- Hyperthyroidism, an abnormal increase in the production of the thyroid’s hormones, is a very common problem in older cats and occasional T-4 tests should be done.
|Urinalysis is a series of chemical and physical tests, the results of which indicate the specific gravity and pH of the sample and the presence and level of blood, glucose and other components of the sample. Since the major CRF data comes from blood tests, it’s not necessary to have urine tests done quite as often.Specific gravity is an important measure of how well the urine is being concentrated by the cat’s kidneys, and therefore, how well the kidneys are actually functioning as filters. CRF cats cannot adequately concentrate urine so a low specific gravity is indicative of renal failure. The normal range for specific gravity is between 1.015 and 1.060 but only concentrations higher than about 1.030 can be considered solid evidence of normal kidney function.
Urine Culture and Sensitivity
It is a good idea to have a urine culture and sensitivity test done at the same time as the urinalysis, particularly if bacteria is detected in the sample.
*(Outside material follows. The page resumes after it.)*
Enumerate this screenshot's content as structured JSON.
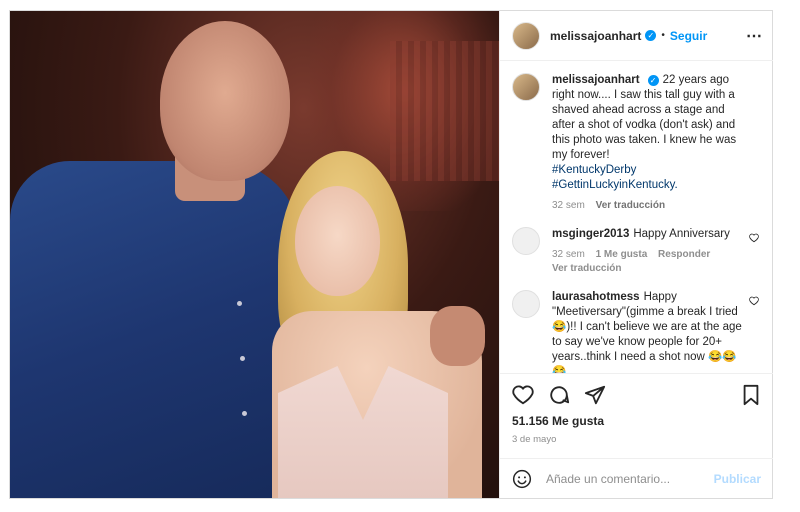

Renal failure can sometimes be a result of a kidney infection. If an infection is present, the culture and sensitivity test will show what type of bacteria is present and allow the vet to treat it with specific antibiotics.
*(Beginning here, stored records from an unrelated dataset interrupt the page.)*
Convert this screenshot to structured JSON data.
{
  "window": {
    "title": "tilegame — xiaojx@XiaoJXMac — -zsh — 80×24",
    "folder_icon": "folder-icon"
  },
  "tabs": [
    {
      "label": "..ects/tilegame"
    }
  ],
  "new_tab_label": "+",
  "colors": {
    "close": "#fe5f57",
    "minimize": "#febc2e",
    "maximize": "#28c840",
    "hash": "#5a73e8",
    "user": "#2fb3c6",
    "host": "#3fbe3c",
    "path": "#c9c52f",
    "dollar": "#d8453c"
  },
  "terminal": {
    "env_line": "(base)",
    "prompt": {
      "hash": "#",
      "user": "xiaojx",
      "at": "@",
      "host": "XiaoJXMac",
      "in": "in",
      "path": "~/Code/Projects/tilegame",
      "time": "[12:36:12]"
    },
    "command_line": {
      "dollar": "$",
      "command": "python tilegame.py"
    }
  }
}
Urine Protein Creatinine (Urine P:C) Ratio
E.R.D. HealthScreen Feline Urine Test
A biopsy is the most certain method of obtaining direct evidence of the state of the kidneys. However, biopsies can be somewhat dangerous procedures and may not add much to the diagnostic picture. If a biopsy is to be done, have a blood clotting profile(or coagulation test) done beforehand. Sedation or anesthetic may be required. Be sure there is a blood source for transfusion in case of unexpected bleeding during the biopsy procedure.
For detailed information on renal biopsies, see this link – Renal biopsies: What are some benefits and risks
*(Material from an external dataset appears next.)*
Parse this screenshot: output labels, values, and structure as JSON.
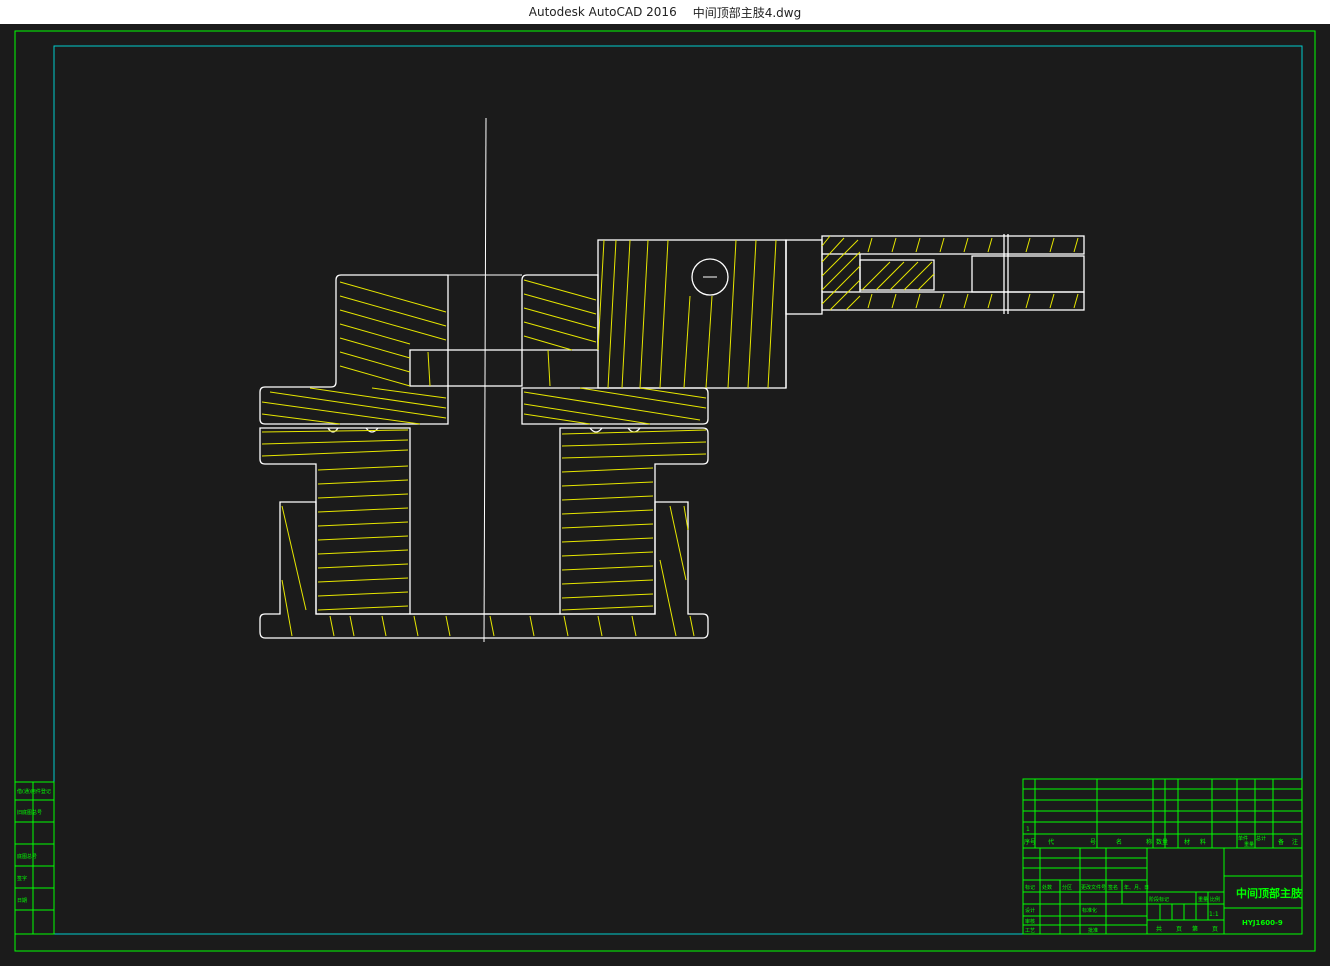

GFR Testing – Iohexol Clearance Test
Unlike BUN and serum creatinine tests which do not register deterioration of kidney function until 70% or more of nephrons are non-functional, the GFR (Glomerular Filtration Rate) test is directly related to the functional renal mass and thus can give a much earlier indication of renal failure. There is currently no recommended protocol for using the GFR test on a routine basis in healthy animals. The value of early detection, however, increases as drug and other therapeutic measures are improved. This suggests that the test may be of some positive benefit as an adjunct to an annual physical for adult cats.
Essentially, the GFR test measures the rate at which the kidneys clear a tagged substance from the system. While the clearance rate of creatinine or insulin can be used, the new standard for GFR testing is iohexol. Iohexol is a radiographic substance developed for use in many diagnostic procedures. It is entirely excreted by the kidneys through the process of glomerular filtration. Measuring the amount remaining in the system at carefully measured intervals can give an accurate measure of the mass of functioning kidney tissue.
The test is performed by administering a single intravenous dose of iohexol at 300mg/kg. The time of the administration is recorded to the nearest minute. Three to four ml blood samples are then drawn two, three and four hours after the administration. The samples are labeled with the owner’s name, animal I.D. and time of sampling. The blood is allowed to clot and the serum samples are transferred to plastic vials labeled with the exact sampling time. The samples are chilled and shipped to the testing laboratory where the concentration of iohexol will be measured. By extension, these measurements will be used to calculate the functioning kidney mass.
An ultrasound will tell you the condition of the cat’s kidneys (whether normal or shrunken) and will give you a baseline for the future. Ultrasounds are certainly not stress-free for the cat, but they are non-invasive, rarely require sedation or an anesthetic to perform the procedure and there is no radiation danger. Your cat’s fur will be shaved in the area where the ultrasound is being done. Not all veterinary offices are equipped to do ultrasound testing and you may be referred to another facility.